Among farmland that alternates between fields of wheat and cow pastures is a small sustainable farm that came out of a family’s desire to have fresh food.
“What we’re doing, well, here it’s weird,” said Mandy Gerth, the co-founder of Lower Valley Farm, which she started alongside her husband, Jay Cummings.
Gerth, 35, and Cummings, 37, are first-generation farmers in their fourth growing season. When they talk about their 70-acre farm, they shift through a series of buzzwords.
“You could say we’re a regenerative farm, with grass-fed beef and rotated crop,” Cummings said.
“We are sustainable and ecological,” Gerth added.
Boiled down, the family wants to have a beneficial relationship between their crops and the land. They rely on imitating nature to create a product that is good for the environment, animal welfare and public health.
Gerth said it’s an effort that takes a unique shape in a neighborhood that has survived off the tradition of herding cattle and plowing fields.
“It’s a fish bowl here,” she said. “Which makes it so that we all learn from each other.”
Cummings looked to his neighbor’s fields, “Everyone is so supportive of what we’re doing as young and ecological farmers — they’re intrigued, not judgmental.”
The couple represent a national trend focused on organic farming, though they are quick to point out they haven’t filed the paperwork needed to claim the official “organic” title.
According to the U.S. Department of Agriculture, the number of organic farmers has quadrupled since 1990, reaching 14,540 in 2015.
However, the number of farmers is shrinking as farm sizes grow.
According to Farm Aid, roughly 330 people leave their farms each week. While the Department of Agriculture recorded there are still more family farms than corporate ones, large farms account for 85 percent of the market value of agricultural production. Those who are entering farming are typically 65 and older, according to the department.
Gerth stood next to their two acres of spray-free vegetables and described tending to a high density of product in quick rotations, which allows one crop’s nutrients to seep into the ground before one vegetable crop is sold and replaced by another.
“The small ecological farm really focuses on feeding from the bottom up,” she said. “By taking care of the land, it will make a better crop, which is economically beneficial.”
The couple never planned to operate a farm or return to Montana, where Cummings grew up.
They met in graduate school, both working toward master’s degrees in visual arts. After graduation, they moved to Philadelphia and worked as full-time artists.
The long hours and sporadic pay didn’t fit their lifestyle after having their first child. So they moved out of the city. Cummings became an art teacher and Gerth became a caretaker mom to her three sons and a growing garden.
Gerth saw her children’s energy and attitudes improve when they ate healthy food. It was enough to convince the family that buying fresh, local and sustainable food was worth it. But as a family of five surviving on a teacher’s income, they realized the majority of their income was going toward buying organic food.

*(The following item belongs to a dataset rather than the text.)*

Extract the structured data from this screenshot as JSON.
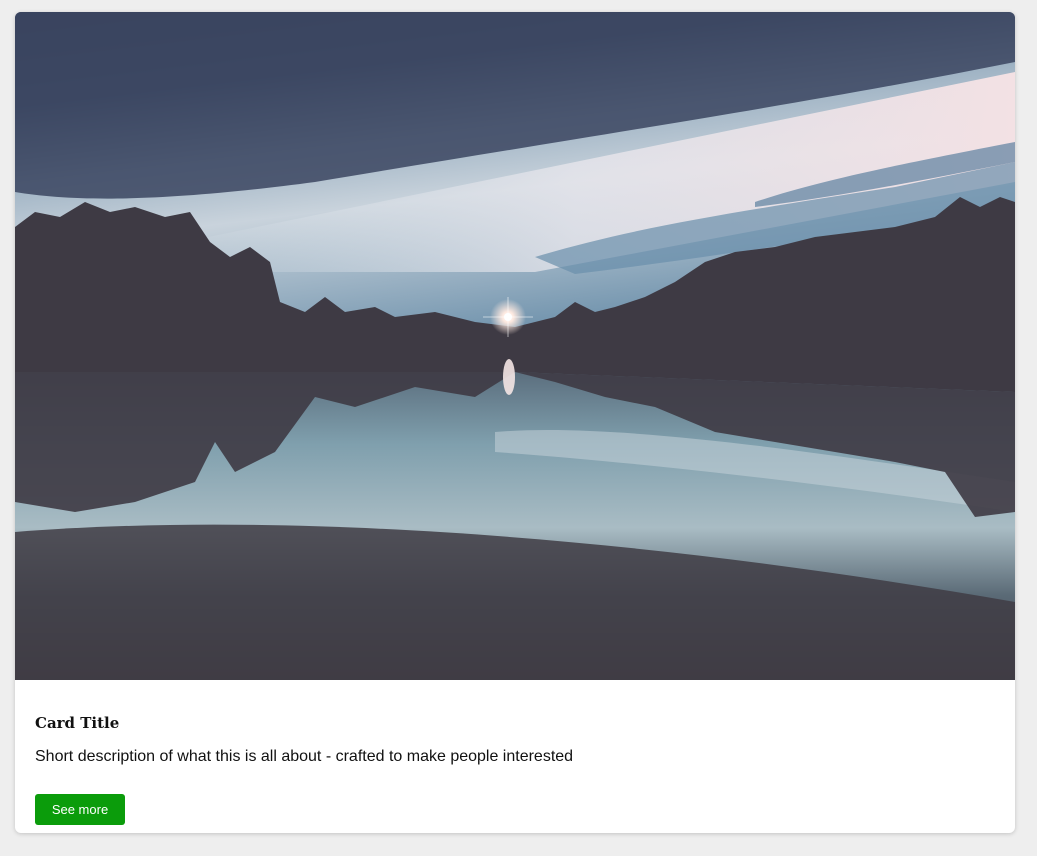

Eventually, the desire for healthy food within reach led the family to look in a new direction — toward Montana and land Cummings’ grandfather had purchased just after World War II.
“We knew this land was here, and we began to really wonder, ‘Could we be farmers?’” Gerth said.
The farm was a blank canvas that became their continuous art project.
Cummings said they learned to start little with their tools and their efforts to have room to tweak their methods as they grow and still have time to raise their three sons.
“It’s a pretty big jigsaw, managing your quality of product and of life,” he said. “But it’s amazing the amount of grace there’s been in our mistakes as we learn how to create a resilient farm.”
While the couple stick out among their neighbors in age and practice, their lifestyle has hints of tradition.
Their small house with clothes on the line in the backyard sits on the land Cummings visited as a child. From the front yard, he can see his parents’ home through scattered trees. His cousin’s red barn is across the street.
Gerth pointed to a line of trees they recently planted to create a wind buffer in several years.
“This is a career for us,” Gerth said. “And someday, we look forward to being the old farmers on the street.”
To learn more about Lower Valley Farm and where to find its food, visit http://www.lowervalleyfarm.com/p/welcome.html.
Reporter Katheryn Houghton may be reached at 758-4436 or by email at email@example.com.
Mandy Gerth plants a tray of lettuce with her husband Jay Cummings at their farm on Wednesday. (Aaric Bryan/Daily Inter Lake)
Mandy Gerth picks radishes from their farm on Wednesday. (Aaric Bryan/Daily Inter Lake)
Mandy Gerth and Jay Cummings laugh as they try their arugula at Lower Valley Farms. (Aaric Bryan/Daily Inter Lake)